Description of the task ▸ Find the word "western" in the data. Return every line where it appears.

(Dataset excerpts)
********************
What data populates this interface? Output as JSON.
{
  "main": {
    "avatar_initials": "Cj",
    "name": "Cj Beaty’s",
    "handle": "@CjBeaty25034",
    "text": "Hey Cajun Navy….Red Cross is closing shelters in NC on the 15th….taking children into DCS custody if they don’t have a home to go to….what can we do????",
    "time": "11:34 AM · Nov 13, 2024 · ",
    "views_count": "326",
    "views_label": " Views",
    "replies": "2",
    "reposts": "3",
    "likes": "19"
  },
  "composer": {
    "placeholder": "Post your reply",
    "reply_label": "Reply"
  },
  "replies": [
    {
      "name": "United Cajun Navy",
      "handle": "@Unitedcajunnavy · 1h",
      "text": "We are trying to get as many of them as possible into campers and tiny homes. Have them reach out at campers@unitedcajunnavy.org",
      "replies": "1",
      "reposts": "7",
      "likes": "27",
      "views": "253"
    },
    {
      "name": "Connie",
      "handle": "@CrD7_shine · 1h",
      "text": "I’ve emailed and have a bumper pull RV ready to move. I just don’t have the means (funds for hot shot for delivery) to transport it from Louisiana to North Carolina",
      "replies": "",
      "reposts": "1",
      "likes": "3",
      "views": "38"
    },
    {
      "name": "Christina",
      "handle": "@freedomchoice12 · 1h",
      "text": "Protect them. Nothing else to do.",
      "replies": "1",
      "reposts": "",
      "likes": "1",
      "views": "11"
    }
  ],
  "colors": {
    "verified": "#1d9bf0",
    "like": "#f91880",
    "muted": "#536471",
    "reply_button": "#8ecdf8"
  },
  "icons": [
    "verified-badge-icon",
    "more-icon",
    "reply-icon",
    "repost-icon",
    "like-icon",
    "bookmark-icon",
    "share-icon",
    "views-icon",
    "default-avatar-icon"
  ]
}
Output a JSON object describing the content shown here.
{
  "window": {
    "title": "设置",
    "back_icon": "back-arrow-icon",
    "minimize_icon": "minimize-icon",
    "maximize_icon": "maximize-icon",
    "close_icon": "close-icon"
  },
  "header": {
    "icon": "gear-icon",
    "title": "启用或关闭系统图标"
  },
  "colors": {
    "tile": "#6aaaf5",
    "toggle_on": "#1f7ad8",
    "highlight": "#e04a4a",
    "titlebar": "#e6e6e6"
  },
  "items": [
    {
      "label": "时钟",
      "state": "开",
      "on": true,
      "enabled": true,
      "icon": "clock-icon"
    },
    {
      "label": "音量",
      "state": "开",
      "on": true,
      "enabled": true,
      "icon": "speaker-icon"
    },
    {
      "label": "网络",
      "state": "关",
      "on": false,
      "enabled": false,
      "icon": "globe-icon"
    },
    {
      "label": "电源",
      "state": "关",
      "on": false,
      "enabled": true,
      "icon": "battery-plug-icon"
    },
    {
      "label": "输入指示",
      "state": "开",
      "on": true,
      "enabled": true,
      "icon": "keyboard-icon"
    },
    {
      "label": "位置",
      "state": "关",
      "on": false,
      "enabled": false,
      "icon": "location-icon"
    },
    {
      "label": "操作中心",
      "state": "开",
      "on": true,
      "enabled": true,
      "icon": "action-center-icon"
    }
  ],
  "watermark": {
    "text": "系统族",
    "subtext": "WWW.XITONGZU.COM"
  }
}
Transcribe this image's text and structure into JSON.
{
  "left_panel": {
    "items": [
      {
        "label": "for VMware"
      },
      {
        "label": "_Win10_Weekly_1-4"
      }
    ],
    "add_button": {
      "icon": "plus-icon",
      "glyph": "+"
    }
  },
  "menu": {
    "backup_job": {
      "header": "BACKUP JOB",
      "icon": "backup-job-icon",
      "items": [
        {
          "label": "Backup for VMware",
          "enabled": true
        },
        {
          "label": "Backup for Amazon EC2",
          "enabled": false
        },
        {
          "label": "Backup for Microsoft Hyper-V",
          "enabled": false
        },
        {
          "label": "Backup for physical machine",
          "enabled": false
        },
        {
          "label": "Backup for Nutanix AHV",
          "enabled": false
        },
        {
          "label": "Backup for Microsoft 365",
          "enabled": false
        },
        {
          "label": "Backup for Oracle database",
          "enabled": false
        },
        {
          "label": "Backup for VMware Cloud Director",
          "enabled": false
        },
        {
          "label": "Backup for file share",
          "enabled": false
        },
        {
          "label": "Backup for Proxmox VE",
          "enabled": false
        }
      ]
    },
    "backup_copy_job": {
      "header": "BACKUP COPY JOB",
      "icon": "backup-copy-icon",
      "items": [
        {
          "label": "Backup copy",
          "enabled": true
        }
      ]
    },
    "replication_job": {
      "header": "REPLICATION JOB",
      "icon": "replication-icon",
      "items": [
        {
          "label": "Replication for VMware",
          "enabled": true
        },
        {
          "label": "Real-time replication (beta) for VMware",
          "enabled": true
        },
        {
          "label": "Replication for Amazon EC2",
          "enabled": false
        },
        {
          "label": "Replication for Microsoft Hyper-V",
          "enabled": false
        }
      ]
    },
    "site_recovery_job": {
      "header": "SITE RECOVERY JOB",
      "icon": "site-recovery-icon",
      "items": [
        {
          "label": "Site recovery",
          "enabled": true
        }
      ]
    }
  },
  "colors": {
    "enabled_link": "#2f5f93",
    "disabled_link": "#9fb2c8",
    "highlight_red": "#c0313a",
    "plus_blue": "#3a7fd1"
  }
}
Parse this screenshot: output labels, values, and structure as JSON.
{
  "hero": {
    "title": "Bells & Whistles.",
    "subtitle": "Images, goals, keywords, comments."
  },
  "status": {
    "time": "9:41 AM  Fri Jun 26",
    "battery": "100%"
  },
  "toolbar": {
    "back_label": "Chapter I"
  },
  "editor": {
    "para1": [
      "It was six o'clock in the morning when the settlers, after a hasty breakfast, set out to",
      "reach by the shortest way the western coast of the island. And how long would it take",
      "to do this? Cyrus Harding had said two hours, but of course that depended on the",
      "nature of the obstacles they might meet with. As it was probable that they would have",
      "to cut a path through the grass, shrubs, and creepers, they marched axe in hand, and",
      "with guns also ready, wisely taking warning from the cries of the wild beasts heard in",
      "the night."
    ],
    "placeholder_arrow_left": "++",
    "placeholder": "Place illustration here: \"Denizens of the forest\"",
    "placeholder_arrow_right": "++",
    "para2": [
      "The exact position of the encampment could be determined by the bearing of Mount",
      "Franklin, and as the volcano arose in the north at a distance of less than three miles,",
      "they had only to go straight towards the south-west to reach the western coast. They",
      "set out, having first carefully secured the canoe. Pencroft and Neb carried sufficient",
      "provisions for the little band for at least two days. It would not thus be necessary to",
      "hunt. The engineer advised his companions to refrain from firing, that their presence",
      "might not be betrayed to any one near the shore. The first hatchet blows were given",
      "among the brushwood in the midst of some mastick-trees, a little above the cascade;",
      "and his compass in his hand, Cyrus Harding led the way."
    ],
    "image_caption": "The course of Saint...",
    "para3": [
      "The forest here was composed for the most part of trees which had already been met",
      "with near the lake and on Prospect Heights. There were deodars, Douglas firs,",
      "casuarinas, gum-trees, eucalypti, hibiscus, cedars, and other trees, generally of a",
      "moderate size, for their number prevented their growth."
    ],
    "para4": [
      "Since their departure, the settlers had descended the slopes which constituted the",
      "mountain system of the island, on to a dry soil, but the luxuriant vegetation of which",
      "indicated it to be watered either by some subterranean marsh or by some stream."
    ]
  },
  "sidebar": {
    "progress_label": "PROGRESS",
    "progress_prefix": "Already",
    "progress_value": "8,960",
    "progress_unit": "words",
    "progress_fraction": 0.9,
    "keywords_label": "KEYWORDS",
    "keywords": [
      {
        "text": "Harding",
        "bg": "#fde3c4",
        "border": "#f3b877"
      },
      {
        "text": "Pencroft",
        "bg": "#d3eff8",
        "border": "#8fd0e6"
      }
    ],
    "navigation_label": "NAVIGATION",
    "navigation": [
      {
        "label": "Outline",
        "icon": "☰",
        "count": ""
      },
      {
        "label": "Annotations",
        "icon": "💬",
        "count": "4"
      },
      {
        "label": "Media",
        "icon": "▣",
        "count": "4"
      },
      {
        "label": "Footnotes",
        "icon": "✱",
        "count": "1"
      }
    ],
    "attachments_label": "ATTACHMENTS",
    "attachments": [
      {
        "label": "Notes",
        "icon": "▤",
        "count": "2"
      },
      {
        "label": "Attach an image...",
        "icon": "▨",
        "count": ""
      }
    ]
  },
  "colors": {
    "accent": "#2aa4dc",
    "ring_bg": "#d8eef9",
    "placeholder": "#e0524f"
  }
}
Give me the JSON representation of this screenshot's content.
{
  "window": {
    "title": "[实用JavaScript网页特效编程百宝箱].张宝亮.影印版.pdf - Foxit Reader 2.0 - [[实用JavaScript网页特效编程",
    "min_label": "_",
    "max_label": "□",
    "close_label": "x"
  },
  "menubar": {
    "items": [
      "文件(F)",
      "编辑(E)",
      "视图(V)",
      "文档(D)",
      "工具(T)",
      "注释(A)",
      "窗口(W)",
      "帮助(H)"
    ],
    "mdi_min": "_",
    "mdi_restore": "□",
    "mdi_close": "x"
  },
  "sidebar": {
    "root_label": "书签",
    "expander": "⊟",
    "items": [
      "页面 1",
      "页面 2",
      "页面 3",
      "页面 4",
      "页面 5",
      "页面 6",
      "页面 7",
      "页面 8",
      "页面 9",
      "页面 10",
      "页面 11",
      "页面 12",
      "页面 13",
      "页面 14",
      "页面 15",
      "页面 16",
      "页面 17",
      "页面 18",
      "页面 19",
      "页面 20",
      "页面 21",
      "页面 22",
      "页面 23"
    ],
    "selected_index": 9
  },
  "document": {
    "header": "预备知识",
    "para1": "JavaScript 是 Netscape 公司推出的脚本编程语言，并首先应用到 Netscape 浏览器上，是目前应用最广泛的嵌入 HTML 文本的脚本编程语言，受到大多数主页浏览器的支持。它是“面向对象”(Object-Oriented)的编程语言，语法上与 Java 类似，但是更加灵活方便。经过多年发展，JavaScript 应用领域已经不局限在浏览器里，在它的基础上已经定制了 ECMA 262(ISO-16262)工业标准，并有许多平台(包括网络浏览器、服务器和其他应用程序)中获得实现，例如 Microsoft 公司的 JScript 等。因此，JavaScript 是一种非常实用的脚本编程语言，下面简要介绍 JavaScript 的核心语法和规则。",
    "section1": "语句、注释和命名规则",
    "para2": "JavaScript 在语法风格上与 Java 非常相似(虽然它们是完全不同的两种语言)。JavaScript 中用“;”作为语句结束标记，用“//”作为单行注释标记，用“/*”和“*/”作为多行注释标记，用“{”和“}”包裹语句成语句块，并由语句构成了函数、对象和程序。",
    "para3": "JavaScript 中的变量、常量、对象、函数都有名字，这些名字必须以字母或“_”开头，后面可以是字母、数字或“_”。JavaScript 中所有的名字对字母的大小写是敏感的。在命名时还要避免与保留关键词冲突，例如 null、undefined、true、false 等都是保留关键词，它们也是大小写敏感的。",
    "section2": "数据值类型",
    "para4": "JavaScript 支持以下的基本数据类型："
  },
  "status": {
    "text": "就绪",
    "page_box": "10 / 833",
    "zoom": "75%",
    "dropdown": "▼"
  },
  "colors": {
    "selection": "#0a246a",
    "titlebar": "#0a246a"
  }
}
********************
Written answer ▸
      "reach by the shortest way the western coast of the island. And how long would it take",
      "they had only to go straight towards the south-west to reach the western coast. They",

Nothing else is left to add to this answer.